How exactly do writing skills develop? The simplest answer is over time. There has to be regular practice. That’s no big revelation. Any skill gets mastered the more one does it, provided there’s opportunity for correction and evaluation. My son complained the other day about the length of his math assignment. Why did he have to calculate the area of sixteen different trapezoids? Wouldn’t it be enough to figure out the area of one? Probably not. Repetitive application of the formula reinforced it and made it familiar. Only a high percentage of correct answers would confirm that the formula was applied consistently.
In a similar fashion, writing structures need to be used repetitively before they become second nature.
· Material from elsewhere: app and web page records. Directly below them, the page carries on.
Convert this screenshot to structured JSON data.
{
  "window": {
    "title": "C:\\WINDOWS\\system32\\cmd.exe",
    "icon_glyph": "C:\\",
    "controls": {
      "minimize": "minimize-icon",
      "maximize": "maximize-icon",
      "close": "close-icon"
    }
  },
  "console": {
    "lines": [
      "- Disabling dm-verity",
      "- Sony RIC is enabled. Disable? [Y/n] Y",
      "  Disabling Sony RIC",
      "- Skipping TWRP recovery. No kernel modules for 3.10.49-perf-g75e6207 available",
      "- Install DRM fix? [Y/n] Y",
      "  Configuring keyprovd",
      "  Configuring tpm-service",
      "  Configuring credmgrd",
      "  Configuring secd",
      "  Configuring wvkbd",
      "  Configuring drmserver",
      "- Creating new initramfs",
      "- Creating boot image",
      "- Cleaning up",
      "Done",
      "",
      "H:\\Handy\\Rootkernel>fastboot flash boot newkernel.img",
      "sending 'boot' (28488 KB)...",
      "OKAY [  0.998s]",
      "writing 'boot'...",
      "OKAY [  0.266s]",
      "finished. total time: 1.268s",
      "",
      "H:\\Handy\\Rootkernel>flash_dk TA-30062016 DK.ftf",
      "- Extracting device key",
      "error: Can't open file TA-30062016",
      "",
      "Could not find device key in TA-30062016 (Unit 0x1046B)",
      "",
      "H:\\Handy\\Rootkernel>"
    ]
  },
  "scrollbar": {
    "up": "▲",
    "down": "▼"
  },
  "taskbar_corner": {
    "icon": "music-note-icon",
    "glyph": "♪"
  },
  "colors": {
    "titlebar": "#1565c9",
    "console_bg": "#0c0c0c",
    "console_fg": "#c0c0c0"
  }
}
A language learner might not have the time or desire to write sixteen sentences a day, but one is certainly possible.
I’ve been asked recently about teaching sentence structure. A lesson on simple, compound, and complex sentences could be useful, but students will fully master those sentence types only though extended practice. One suggestion is to provide a short task per day: a single sentence that requires correction. It could be shared on the board at the start of class, on a private Facebook page, or via a group email or text. Encourage discussion: first discuss the changes to the sentence and then discuss the idea presented. View my list of 10 suggested sentences: correction-and-conversation_handout Each sentence is a short error correction task that could lead into a short discussion. Hopefully, my sentences will inspire a list of your own!